When baby of the guild Wendy Marvell heads out on her first big mission, she sets off the trend of subtle but potent character developments that take place throughout the arc. Determined to push on without help, she blossoms as a leader while steadily learning that she can rely on her companions without giving up on herself. And Natsu’s childhood flashbacks give an insight into the depth of his yearnings. His hopes and past losses give light and shade to his current timeline, making him one of the most likeable leads around.
But the guild’s fun and frivolity doesn’t last long. The king of Edolas, a world that exists on a parallel plane to Earth Land, is beset by grief as their magic rapidly wanes. In a grab for Earth Land’s free-flowing magic, he sends an Anima, which appears as a tornado-like gateway, to suck up the whole of Magnolia and spit its inhabitants out as a huge power crystal. But the dragon slayers get left behind, and with the help of their winged cats Happy and Carla, Natsu and Wendy are flown through the Anima in the hope they’ll find their friends on the other side.

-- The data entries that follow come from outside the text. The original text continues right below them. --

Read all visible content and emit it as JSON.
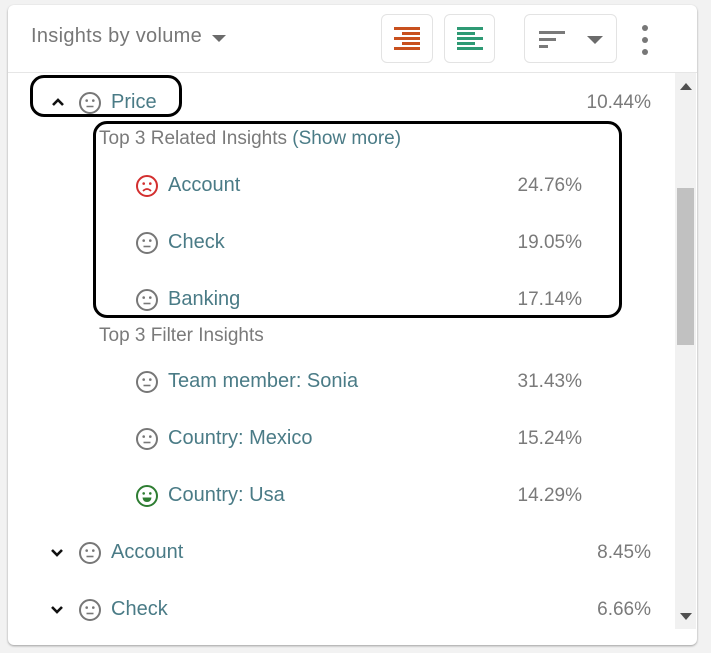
{
  "header": {
    "title": "Insights by volume",
    "buttons": [
      {
        "name": "align-right-button",
        "icon": "align-right-icon",
        "color": "#c8501e"
      },
      {
        "name": "align-left-button",
        "icon": "align-left-icon",
        "color": "#2e9a74"
      },
      {
        "name": "sort-dropdown-button",
        "icon": "sort-icon"
      },
      {
        "name": "more-options-button",
        "icon": "kebab-menu-icon"
      }
    ]
  },
  "colors": {
    "label": "#4a7b86",
    "muted": "#7a7a7a",
    "neutral_face": "#777777",
    "negative_face": "#d32f2f",
    "positive_face": "#2e7d32"
  },
  "insights": [
    {
      "label": "Price",
      "percent": "10.44%",
      "sentiment": "neutral",
      "expanded": true,
      "related_title": "Top 3 Related Insights",
      "related_link": "(Show more)",
      "related": [
        {
          "label": "Account",
          "percent": "24.76%",
          "sentiment": "negative"
        },
        {
          "label": "Check",
          "percent": "19.05%",
          "sentiment": "neutral"
        },
        {
          "label": "Banking",
          "percent": "17.14%",
          "sentiment": "neutral"
        }
      ],
      "filter_title": "Top 3 Filter Insights",
      "filters": [
        {
          "label": "Team member: Sonia",
          "percent": "31.43%",
          "sentiment": "neutral"
        },
        {
          "label": "Country: Mexico",
          "percent": "15.24%",
          "sentiment": "neutral"
        },
        {
          "label": "Country: Usa",
          "percent": "14.29%",
          "sentiment": "positive"
        }
      ]
    },
    {
      "label": "Account",
      "percent": "8.45%",
      "sentiment": "neutral",
      "expanded": false
    },
    {
      "label": "Check",
      "percent": "6.66%",
      "sentiment": "neutral",
      "expanded": false
    }
  ]
}
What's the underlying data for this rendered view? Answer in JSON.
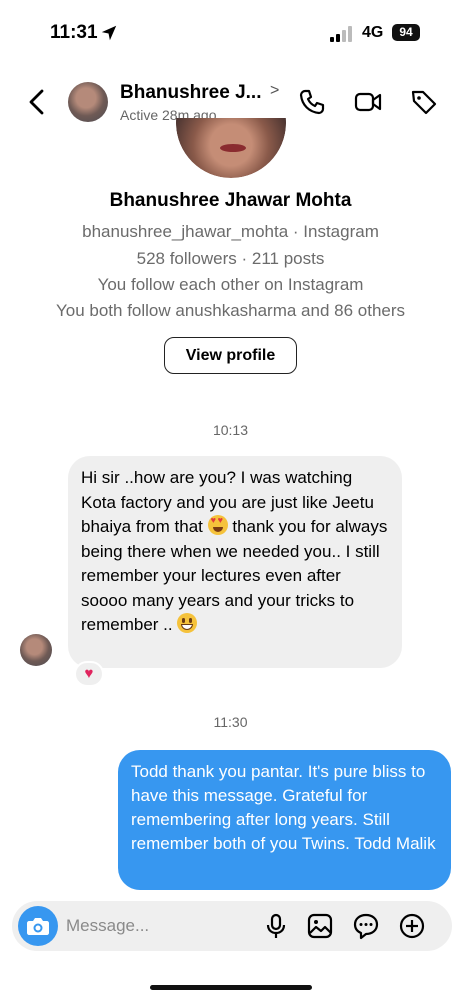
{
  "status_bar": {
    "time": "11:31",
    "network": "4G",
    "battery": "94"
  },
  "header": {
    "name": "Bhanushree J...",
    "chevron": ">",
    "active_status": "Active 28m ago",
    "icons": [
      "back-icon",
      "phone-icon",
      "video-camera-icon",
      "tag-icon"
    ]
  },
  "profile": {
    "full_name": "Bhanushree Jhawar Mohta",
    "username_line": "bhanushree_jhawar_mohta · Instagram",
    "stats": "528 followers · 211 posts",
    "follow_status": "You follow each other on Instagram",
    "mutual": "You both follow anushkasharma and 86 others",
    "view_profile_label": "View profile"
  },
  "messages": {
    "time_1": "10:13",
    "incoming_part1": "Hi sir ..how are you? I was watching Kota factory and you are just like Jeetu bhaiya from that ",
    "incoming_part2": " thank you for always being there when we needed you.. I still remember your lectures even after soooo many years and your tricks to remember .. ",
    "incoming_emoji_1": "heart-eyes-emoji",
    "incoming_emoji_2": "grinning-emoji",
    "reaction": "♥",
    "time_2": "11:30",
    "outgoing": "Todd thank you pantar. It's pure bliss to have this message. Grateful for remembering after long years. Still remember both of you Twins. Todd Malik"
  },
  "composer": {
    "placeholder": "Message...",
    "icons": [
      "camera-icon",
      "microphone-icon",
      "gallery-icon",
      "sticker-icon",
      "plus-icon"
    ]
  },
  "colors": {
    "accent_blue": "#3797f0",
    "incoming_bubble": "#efefef",
    "secondary_text": "#6b6b6b"
  }
}
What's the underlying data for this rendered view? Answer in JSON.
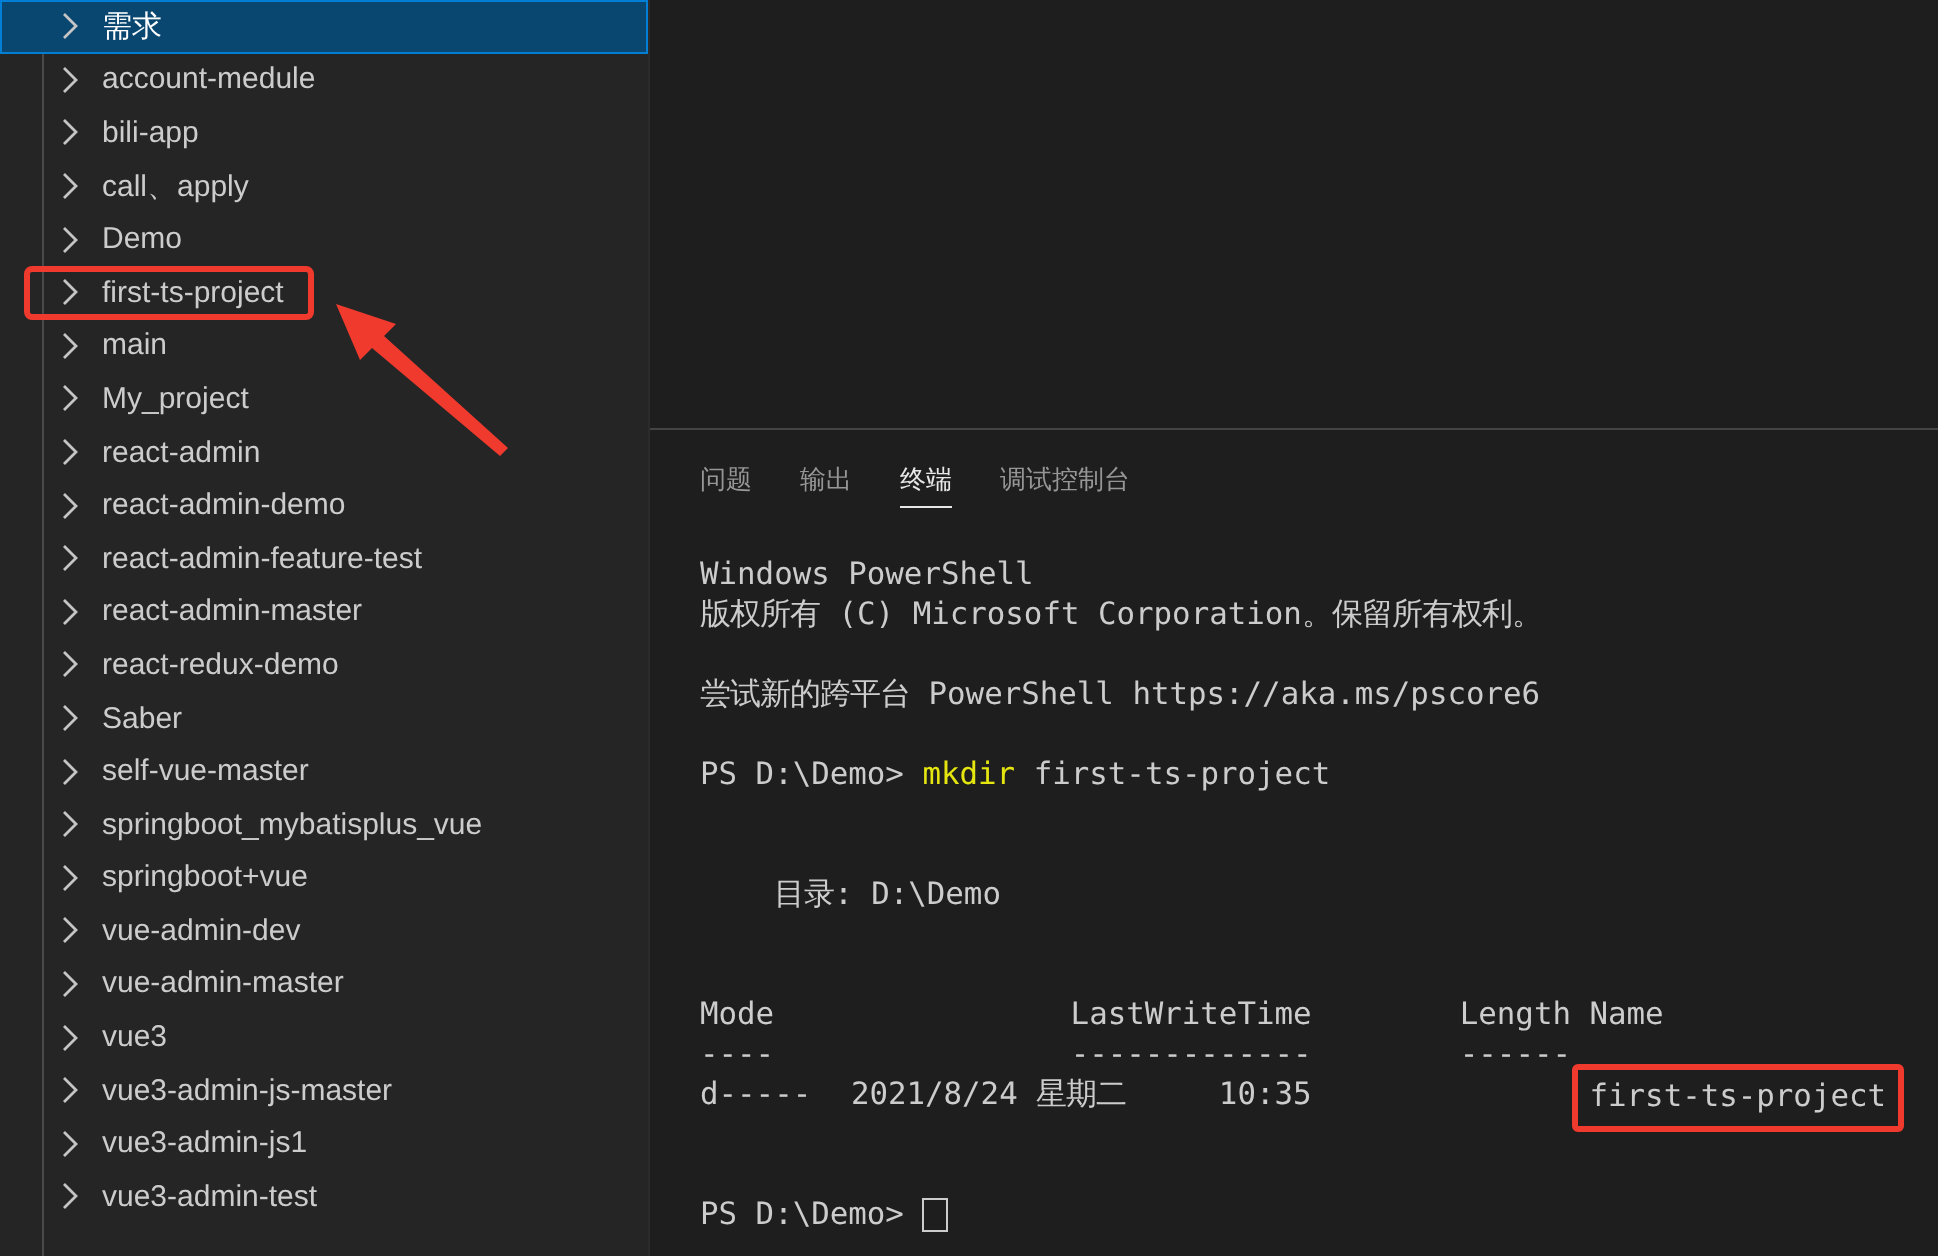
{
  "explorer": {
    "items": [
      {
        "label": "需求",
        "selected": true,
        "highlighted": false,
        "arrow": false
      },
      {
        "label": "account-medule",
        "selected": false,
        "highlighted": false,
        "arrow": false
      },
      {
        "label": "bili-app",
        "selected": false,
        "highlighted": false,
        "arrow": false
      },
      {
        "label": "call、apply",
        "selected": false,
        "highlighted": false,
        "arrow": false
      },
      {
        "label": "Demo",
        "selected": false,
        "highlighted": false,
        "arrow": false
      },
      {
        "label": "first-ts-project",
        "selected": false,
        "highlighted": true,
        "arrow": true
      },
      {
        "label": "main",
        "selected": false,
        "highlighted": false,
        "arrow": false
      },
      {
        "label": "My_project",
        "selected": false,
        "highlighted": false,
        "arrow": false
      },
      {
        "label": "react-admin",
        "selected": false,
        "highlighted": false,
        "arrow": false
      },
      {
        "label": "react-admin-demo",
        "selected": false,
        "highlighted": false,
        "arrow": false
      },
      {
        "label": "react-admin-feature-test",
        "selected": false,
        "highlighted": false,
        "arrow": false
      },
      {
        "label": "react-admin-master",
        "selected": false,
        "highlighted": false,
        "arrow": false
      },
      {
        "label": "react-redux-demo",
        "selected": false,
        "highlighted": false,
        "arrow": false
      },
      {
        "label": "Saber",
        "selected": false,
        "highlighted": false,
        "arrow": false
      },
      {
        "label": "self-vue-master",
        "selected": false,
        "highlighted": false,
        "arrow": false
      },
      {
        "label": "springboot_mybatisplus_vue",
        "selected": false,
        "highlighted": false,
        "arrow": false
      },
      {
        "label": "springboot+vue",
        "selected": false,
        "highlighted": false,
        "arrow": false
      },
      {
        "label": "vue-admin-dev",
        "selected": false,
        "highlighted": false,
        "arrow": false
      },
      {
        "label": "vue-admin-master",
        "selected": false,
        "highlighted": false,
        "arrow": false
      },
      {
        "label": "vue3",
        "selected": false,
        "highlighted": false,
        "arrow": false
      },
      {
        "label": "vue3-admin-js-master",
        "selected": false,
        "highlighted": false,
        "arrow": false
      },
      {
        "label": "vue3-admin-js1",
        "selected": false,
        "highlighted": false,
        "arrow": false
      },
      {
        "label": "vue3-admin-test",
        "selected": false,
        "highlighted": false,
        "arrow": false
      }
    ]
  },
  "panel": {
    "tabs": [
      {
        "label": "问题",
        "selected": false
      },
      {
        "label": "输出",
        "selected": false
      },
      {
        "label": "终端",
        "selected": true
      },
      {
        "label": "调试控制台",
        "selected": false
      }
    ],
    "terminal": {
      "lines": [
        {
          "kind": "text",
          "text": "Windows PowerShell"
        },
        {
          "kind": "text",
          "text": "版权所有 (C) Microsoft Corporation。保留所有权利。"
        },
        {
          "kind": "blank"
        },
        {
          "kind": "text",
          "text": "尝试新的跨平台 PowerShell https://aka.ms/pscore6"
        },
        {
          "kind": "blank"
        },
        {
          "kind": "command",
          "prompt": "PS D:\\Demo>",
          "command": "mkdir",
          "args": "first-ts-project"
        },
        {
          "kind": "blank"
        },
        {
          "kind": "blank"
        },
        {
          "kind": "heading",
          "text": "目录: D:\\Demo"
        },
        {
          "kind": "blank"
        },
        {
          "kind": "blank"
        },
        {
          "kind": "listing",
          "columns": [
            "Mode",
            "LastWriteTime",
            "Length",
            "Name"
          ],
          "underlines": [
            "----",
            "-------------",
            "------"
          ],
          "rows": [
            {
              "mode": "d-----",
              "date": "2021/8/24 星期二",
              "time": "10:35",
              "name": "first-ts-project",
              "highlighted": true
            }
          ]
        },
        {
          "kind": "blank"
        },
        {
          "kind": "blank"
        },
        {
          "kind": "prompt",
          "prompt": "PS D:\\Demo>",
          "cursor": true
        }
      ]
    }
  }
}
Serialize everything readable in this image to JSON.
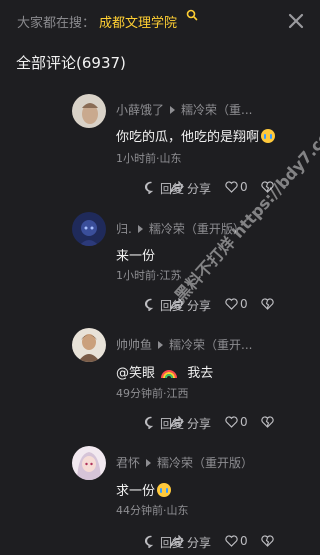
{
  "search": {
    "prefix": "大家都在搜：",
    "term": "成都文理学院"
  },
  "header": {
    "title": "全部评论(6937)"
  },
  "comments": [
    {
      "author": "小薛饿了",
      "reply_to": "糯冷荣（重...",
      "text": "你吃的瓜，他吃的是翔啊",
      "time": "1小时前·山东",
      "reply_label": "回复",
      "share_label": "分享",
      "likes": "0"
    },
    {
      "author": "归.",
      "reply_to": "糯冷荣（重开版）",
      "text": "来一份",
      "time": "1小时前·江苏",
      "reply_label": "回复",
      "share_label": "分享",
      "likes": "0"
    },
    {
      "author": "帅帅鱼",
      "reply_to": "糯冷荣（重开...",
      "text_prefix": "@笑眼",
      "text_suffix": "我去",
      "time": "49分钟前·江西",
      "reply_label": "回复",
      "share_label": "分享",
      "likes": "0"
    },
    {
      "author": "君怀",
      "reply_to": "糯冷荣（重开版）",
      "text": "求一份",
      "time": "44分钟前·山东",
      "reply_label": "回复",
      "share_label": "分享",
      "likes": "0"
    }
  ],
  "watermark": "黑料不打烊 https://bdy7.co",
  "colors": {
    "background": "#1e1e21",
    "accent": "#ffcf33",
    "muted": "#8e8e92"
  }
}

It’s not long before Gajeel follows suit, desperate for his own feline sidekick.
All seems solved too easily as they come across their guild HQ, but after seeing their strange behaviour, they soon realise these members are part of an alternate Fairy Tail, resident to Edolas. And here Erza Scarlet, Fairy Tail’s brusque but loving knight, is instead Erza Knightwalker, a Fairy Hunter who has already rounded up and killed over half of the Edolas guild.
As the Earth Land and Edolas guilds clash and converge, this arc becomes a parable on identity and self-doubt, as each double recognises the flaws and goodness in the other. Through facing up to their weaknesses and overcoming their differences, they discover strength that, until they quite literally found themselves, they never knew they had.